May 21, 2024
Ict

Advanced Video Coding: The Future of Video Compression


Advanced Video Coding or AVC, also commonly known as H.264, has revolutionized the video compression landscape and become one of the most widely used video coding standards. Let’s take a deeper look at AVC and understand how it has enabled higher quality video experiences across a wide range of applications.

History and Development of AVC

Advanced Video Coding (AVC) was developed jointly by the ISO/IEC Moving Picture Experts Group (MPEG) and ITU-T Video Coding Experts Group (VCEG) standards groups and finalized in May 2003. The collaboration between these international standardization bodies aimed to produce a high performance video compression standard with significantly better compression than prior standards. The development process took around 5 years with participation from major technology companies and research institutions.

AVC incorporates many innovative compression techniques that have substantially improved compression efficiency compared to its predecessors. Some of the key coding tools in AVC include smaller block-based motion compensation, variable block-size transform, in-loop deblocking filter, entropy coding of residual data and more. These improvements have allowed AVC to achieve 50% better compression than MPEG-2 and H.263, enabling higher quality video at lower bitrates.

Widespread Adoption Across Industries

The superior compression capabilities of AVC have led to its widespread adoption across industries for video delivery and storage applications. It is used for streaming video on websites and OTT platforms, video calling on smartphones and computers, video broadcasting, video surveillance, video discs like Blu-ray, video conferencing systems and more. AVC/H.264 is integrated into modern devices, software and web browsers, allowing seamless playback of videos compressed in this format.

Some key applications and platforms that use AVC include:

– YouTube videos: AVC is the dominant format for video uploads and streams on YouTube. Its compression efficiency supports high resolution videos at reasonable bitrates.

– IPTV/OTT video services: Leading providers like Netflix, Amazon Prime Video, Hotstar etc. rely on AVC to deliver HD and 4K video over bandwidth constrained networks.

– Blu-ray Disc: AVC with MPEG-4 AVC/H.264 High Profile is the compression standard specified for high definition optical disc formats like Blu-ray.

– Broadcast television: Many digital TV systems around the world have adopted AVC/H.264 for delivery of HD and Ultra HD content via terrestrial, satellite and cable networks.

– Video Surveillance: AVC enabled high resolution, network-based video surveillance installations in cities, public places, enterprises etc.

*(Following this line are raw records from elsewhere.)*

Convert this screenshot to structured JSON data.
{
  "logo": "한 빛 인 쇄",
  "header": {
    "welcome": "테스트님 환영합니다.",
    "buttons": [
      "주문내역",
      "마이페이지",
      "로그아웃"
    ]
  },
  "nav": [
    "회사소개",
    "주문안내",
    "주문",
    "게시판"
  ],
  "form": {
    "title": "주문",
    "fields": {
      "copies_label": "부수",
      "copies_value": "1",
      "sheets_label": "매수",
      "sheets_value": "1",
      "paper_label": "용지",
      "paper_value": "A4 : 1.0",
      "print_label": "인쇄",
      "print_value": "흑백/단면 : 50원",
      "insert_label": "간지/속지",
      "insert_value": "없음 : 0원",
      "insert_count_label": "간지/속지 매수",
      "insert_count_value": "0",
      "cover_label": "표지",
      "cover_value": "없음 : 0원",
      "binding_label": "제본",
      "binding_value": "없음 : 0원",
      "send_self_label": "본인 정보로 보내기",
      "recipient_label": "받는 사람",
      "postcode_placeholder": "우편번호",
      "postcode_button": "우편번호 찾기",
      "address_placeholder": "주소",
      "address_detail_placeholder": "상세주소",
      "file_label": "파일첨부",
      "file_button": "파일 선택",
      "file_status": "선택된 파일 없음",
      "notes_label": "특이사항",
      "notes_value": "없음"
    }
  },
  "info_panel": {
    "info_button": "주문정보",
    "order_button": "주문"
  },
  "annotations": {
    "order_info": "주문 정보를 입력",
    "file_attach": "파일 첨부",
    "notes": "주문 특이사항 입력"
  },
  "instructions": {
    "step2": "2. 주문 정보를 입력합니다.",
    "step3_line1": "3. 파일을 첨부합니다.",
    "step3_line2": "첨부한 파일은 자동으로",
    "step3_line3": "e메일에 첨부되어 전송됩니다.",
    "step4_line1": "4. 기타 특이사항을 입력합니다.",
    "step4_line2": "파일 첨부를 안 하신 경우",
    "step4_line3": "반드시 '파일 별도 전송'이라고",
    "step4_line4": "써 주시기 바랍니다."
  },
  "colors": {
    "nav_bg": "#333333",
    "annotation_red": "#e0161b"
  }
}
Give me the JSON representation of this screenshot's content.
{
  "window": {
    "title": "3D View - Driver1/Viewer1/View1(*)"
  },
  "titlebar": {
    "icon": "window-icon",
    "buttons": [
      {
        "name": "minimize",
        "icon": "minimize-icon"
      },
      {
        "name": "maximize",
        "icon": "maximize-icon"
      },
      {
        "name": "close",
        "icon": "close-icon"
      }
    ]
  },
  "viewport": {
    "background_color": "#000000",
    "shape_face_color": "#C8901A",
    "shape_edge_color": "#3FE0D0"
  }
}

Its ubiquitous support across platforms has made AVC an indispensable video coding standard powering video applications and services worldwide. The heritage of AVC will carry forward to future video coding technologies as well.

Evolution of AVC – HEVC and Beyond

While AVC brought dramatic improvements over prior standards, the demands of higher resolutions, VR/360 video and other new formats required even greater efficiencies. This led to the development of the High Efficiency Video Coding (HEVC) standard finalized in 2013.

HEVC offers around 50% better compression efficiency than AVC for the same level of quality, especially at higher resolutions. Some of the innovative techniques incorporated in HEVC include smaller coding tree units, predictor refinement, transform skipping and more sophisticated entropy coding.

HEVC is now being adopted across industries for streaming 8K, 360-degree video and other emerging use cases, complementing the role played by AVC for HD content. Many services are also transitioning HD libraries to HEVC to save storage and bandwidth.

Looking ahead, ongoing standardization efforts are focused on extensions of HEVC likescreen content coding, omnidirectional media coding and future video coding (FVC). FVC aims to deliver another 50% improvement over HEVC through advanced tools like parameterization of block partitioning, adaptive loop filters and increased parallelism support. These future standards will propel the evolution of immersive media and other applications.

Conclusion

Advanced Video Coding (AVC) revolutionized video compression and has remained the dominant standard for the last two decades, enabling the growth of the video industry. Its widespread adoption reflects the unparalleled compression gains and industry backing it delivers. While HEVC is now taking over for higher resolutions use cases, the innovative foundation laid by AVC will continue to influenceCompression innovation going ahead as technology moves towards 8K, holography and beyond. AVC will surely be regarded as one of the most impactful and widely used standards in video history for its role in advancing multimedia experiences globally.

*Note:
1. Source: Coherent Market Insights, Public sources, Desk research
2. We have leveraged AI tools to mine information and compile it